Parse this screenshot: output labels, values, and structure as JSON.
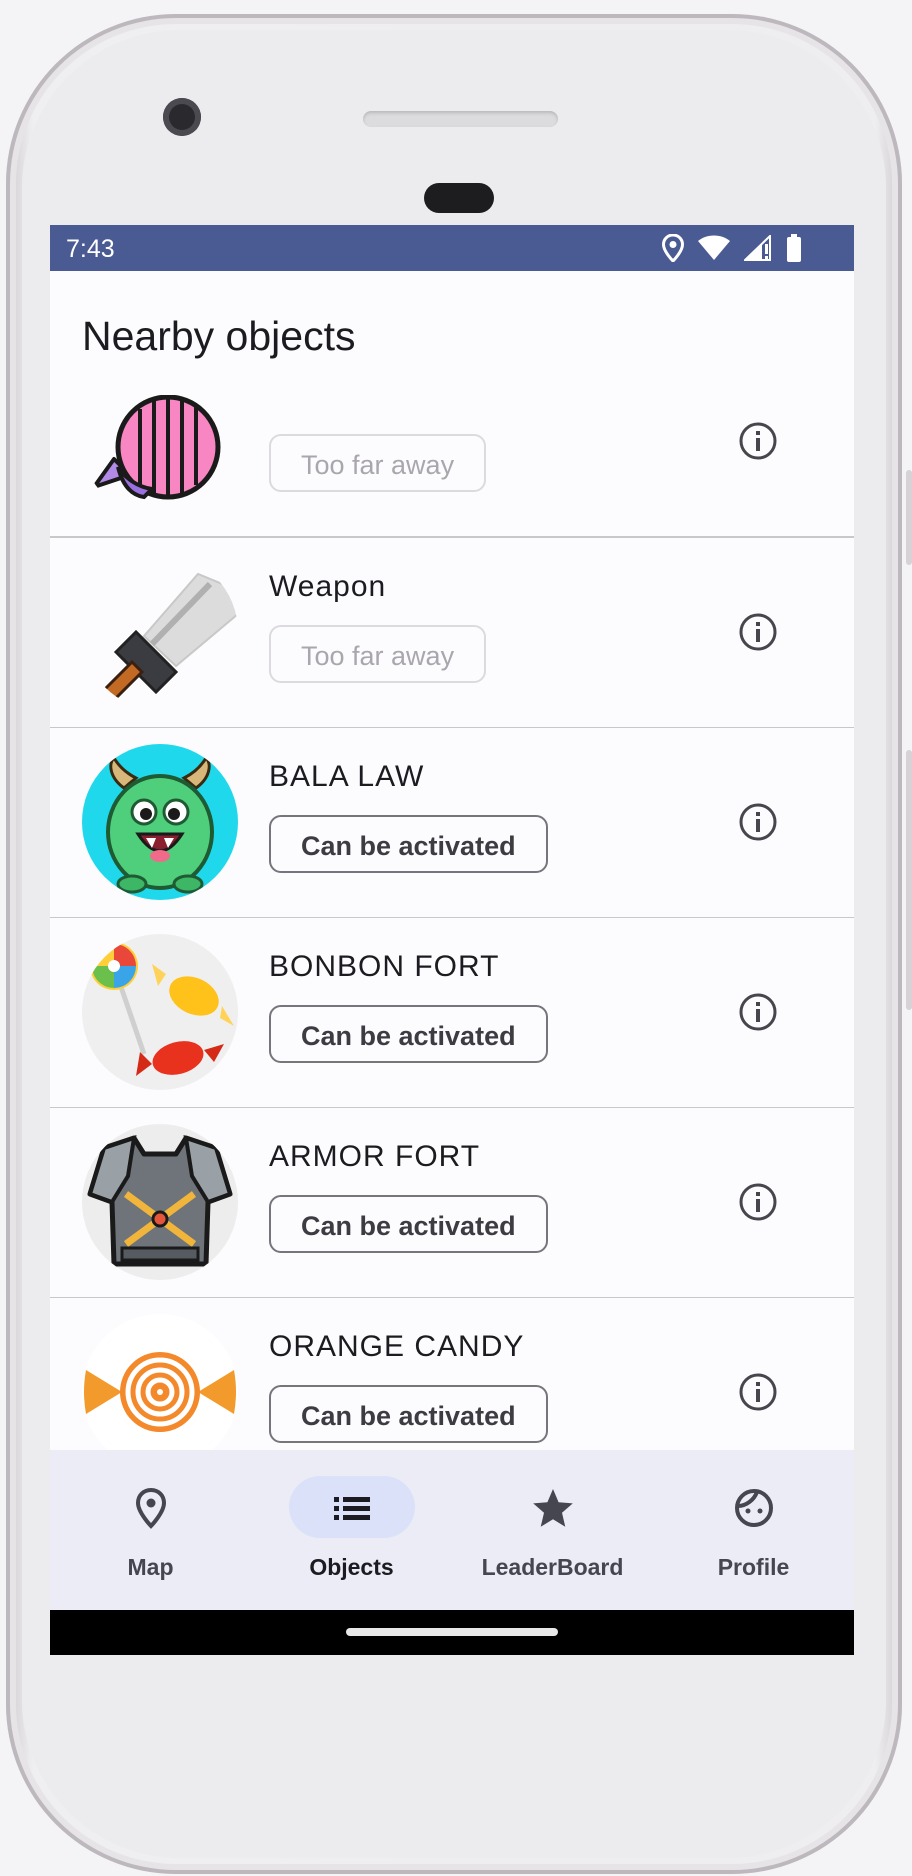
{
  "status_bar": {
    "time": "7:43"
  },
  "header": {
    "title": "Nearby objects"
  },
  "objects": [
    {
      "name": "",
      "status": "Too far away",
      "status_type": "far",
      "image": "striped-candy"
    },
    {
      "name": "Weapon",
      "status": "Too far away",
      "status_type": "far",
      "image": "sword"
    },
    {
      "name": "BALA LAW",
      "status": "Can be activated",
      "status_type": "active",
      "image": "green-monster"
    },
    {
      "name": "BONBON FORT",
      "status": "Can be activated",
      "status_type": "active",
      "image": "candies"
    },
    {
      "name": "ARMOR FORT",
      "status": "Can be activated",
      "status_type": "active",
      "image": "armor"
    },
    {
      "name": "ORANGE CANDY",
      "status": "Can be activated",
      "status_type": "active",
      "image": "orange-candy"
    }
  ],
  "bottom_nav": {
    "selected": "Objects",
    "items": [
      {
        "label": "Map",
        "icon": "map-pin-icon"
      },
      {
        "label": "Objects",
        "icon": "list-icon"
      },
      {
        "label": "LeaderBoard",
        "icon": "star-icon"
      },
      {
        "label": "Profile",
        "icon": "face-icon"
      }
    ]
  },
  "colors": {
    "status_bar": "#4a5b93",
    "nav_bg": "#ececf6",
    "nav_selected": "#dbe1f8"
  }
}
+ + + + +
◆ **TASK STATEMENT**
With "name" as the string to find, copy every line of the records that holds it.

◆ **EXERCISE SOLUTION**
      "name": "",
      "name": "Weapon",
      "name": "BALA LAW",
      "name": "BONBON FORT",
      "name": "ARMOR FORT",
      "name": "ORANGE CANDY",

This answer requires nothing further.